A matter of style

There’s a discipline amongst publishers, adherence to which – in the eyes of traditional publishers at least – is one of the attributes that separates the professional from the amateur publisher. “Style” in publishing terms is a set of rules that a publisher adheres to in order to achieve accuracy and consistency in usage. It has two purposes:

  • Readability. Content that is accurate and consistent is easier to read. Inaccuracies and inconsistencies are – consciously or subconsciously – noticed by readers, who may in consequence misunderstand or misinterpret, or feel it necessary to re-read passages, or simply wince.
  • Efficiency. Following a set of style rules, authors and editors can more quickly prepare and edit text as decisions do not have to be made along the way – time and time again – as to correct or preferred usage.

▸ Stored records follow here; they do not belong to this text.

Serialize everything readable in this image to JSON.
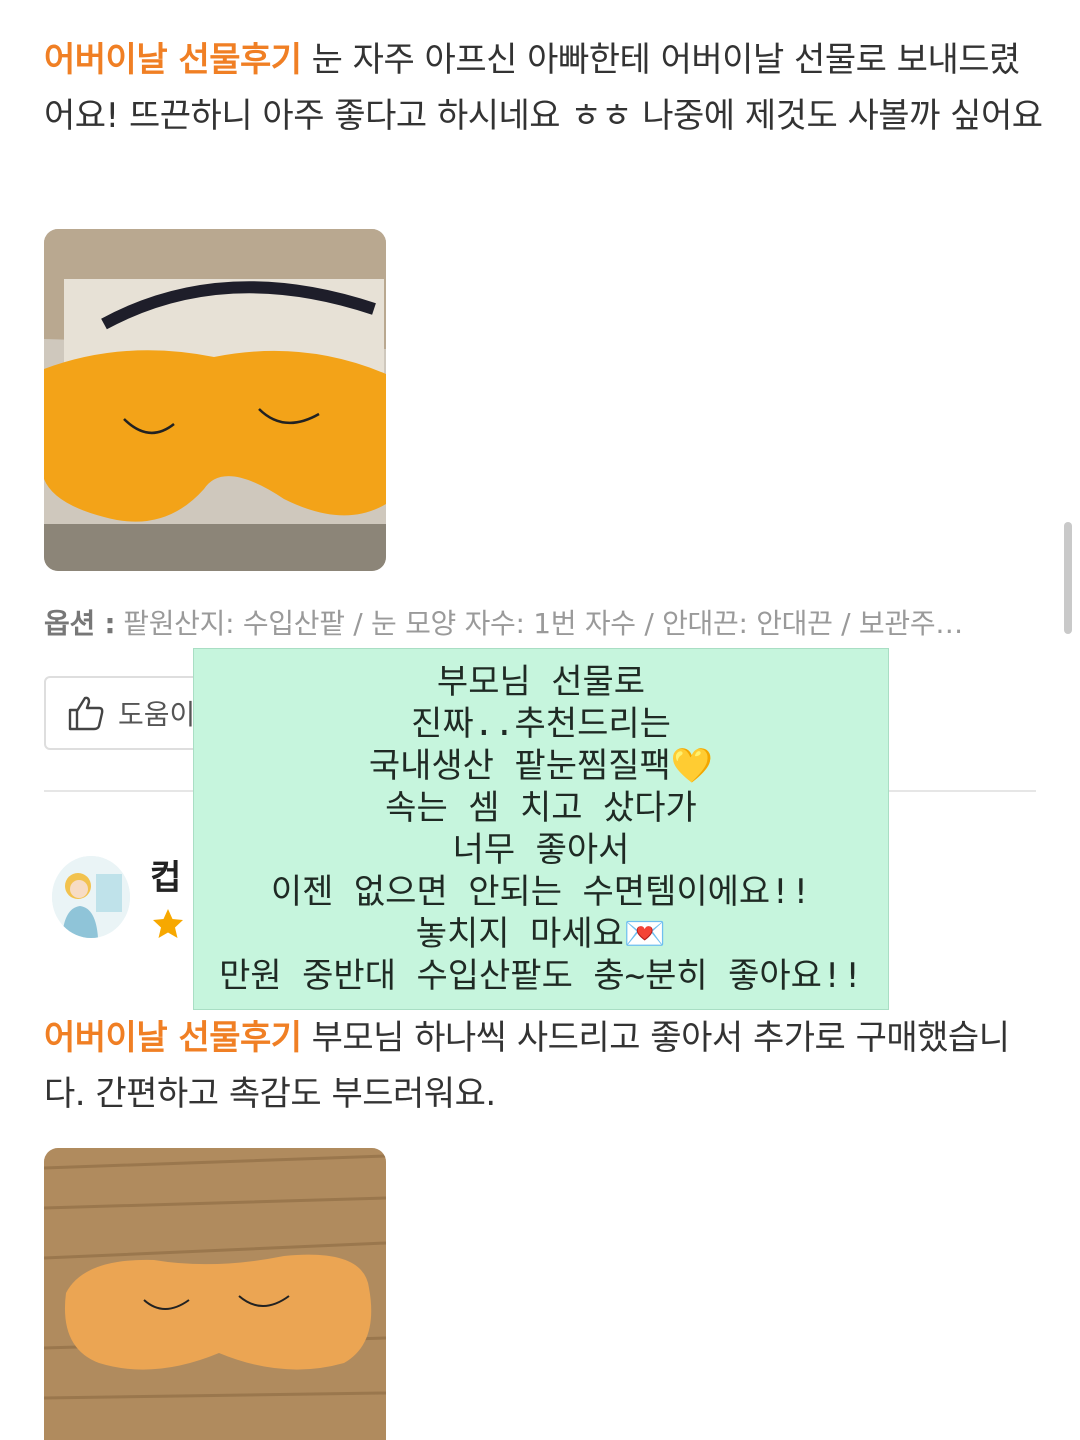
{
  "reviews": [
    {
      "tag": "어버이날 선물후기",
      "text": "눈 자주 아프신 아빠한테 어버이날 선물로 보내드렸어요! 뜨끈하니 아주 좋다고 하시네요 ㅎㅎ 나중에 제것도 사볼까 싶어요",
      "options_label": "옵션 :",
      "options_text": "팥원산지: 수입산팥 / 눈 모양 자수: 1번 자수 / 안대끈: 안대끈 / 보관주…",
      "helpful_label": "도움이"
    },
    {
      "reviewer_name": "컵",
      "tag": "어버이날 선물후기",
      "text": "부모님 하나씩 사드리고 좋아서 추가로 구매했습니다. 간편하고 촉감도 부드러워요."
    }
  ],
  "overlay": {
    "lines": [
      "부모님 선물로",
      "진짜..추천드리는",
      "국내생산 팥눈찜질팩💛",
      "속는 셈 치고 샀다가",
      "너무 좋아서",
      "이젠 없으면 안되는 수면템이에요!!",
      "놓치지 마세요💌",
      "만원 중반대 수입산팥도 충~분히 좋아요!!"
    ]
  },
  "icons": {
    "thumbs_up": "thumbs-up-icon",
    "star": "star-icon"
  },
  "colors": {
    "tag": "#f07f24",
    "overlay_bg": "#c6f5dd",
    "star": "#f7a800"
  }
}
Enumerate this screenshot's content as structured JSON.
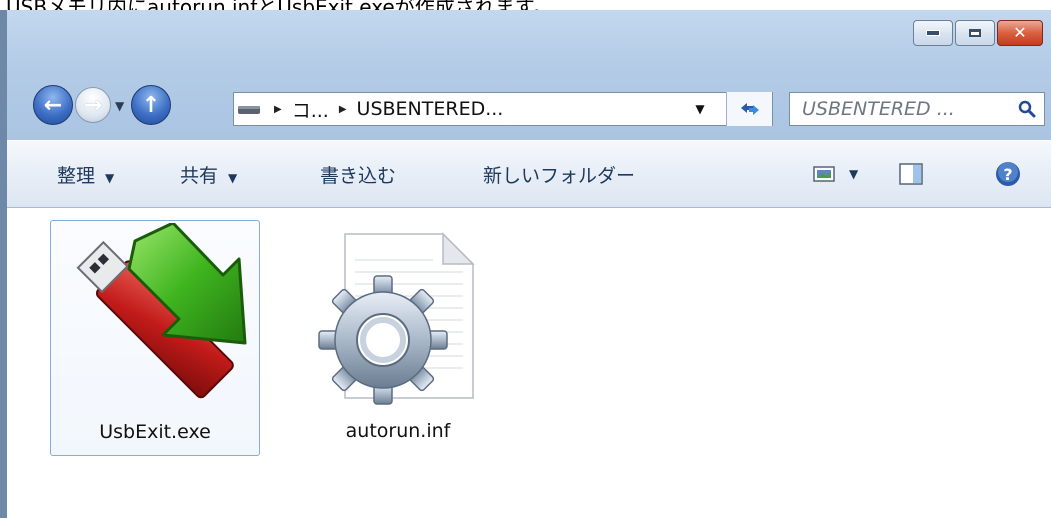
{
  "caption": "USBメモリ内にautorun.infとUsbExit.exeが作成されます。",
  "window": {
    "buttons": {
      "minimize": "minimize-icon",
      "maximize": "maximize-icon",
      "close": "close-icon"
    }
  },
  "address": {
    "crumbs": [
      "コ...",
      "USBENTERED..."
    ],
    "search_placeholder": "USBENTERED ..."
  },
  "toolbar": {
    "organize": "整理",
    "share": "共有",
    "burn": "書き込む",
    "new_folder": "新しいフォルダー"
  },
  "files": [
    {
      "name": "UsbExit.exe",
      "icon": "usb-exit-icon",
      "selected": true
    },
    {
      "name": "autorun.inf",
      "icon": "settings-file-icon",
      "selected": false
    }
  ],
  "colors": {
    "accent": "#3d6fc4",
    "toolbar_text": "#1e395b",
    "selection_border": "#84acdd",
    "close_red": "#c23d1f"
  }
}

In the digital age, to these we should now add usability, as accuracy and consistency also significantly affect the navigability and searchability of digital resources.

Some style rules are universal; that is they are accepted as best practice globally (for a particular lingusitic domain). Rules may be hard and fast or permissive of explicit variation.

Style rules that are local, representing a particular publisher’s preferences, are known as “house style”. Although matters of format and design are sometimes accommodated within a publisher’s house style, strictly the term refers to textual usage.

The UK bible for publishing style is “Hart’s Rules”. Hart’s Rules for Compositors and Readers at the University Press was first printed in 1893. This classic reference work for writers, editors, and publishers was in print through 39 editions. New Hart’s Rules (September 2005) now “brings the principles of the old text into the 21st century, providing answers to questions of editorial style for a new generation of professionals”. (Confusingly, the 2002 edition of the wider-ranging Oxford Guide to Style, incorporated an updated Hart’s Rules and was published as “the Hart’s Rules for the 21st Century”.)

Although New Hart’s Rules is still directed at book publishers and may seem fuddy-duddy to the new breed of web publishers, I would commend it as an essential reference for web publishers.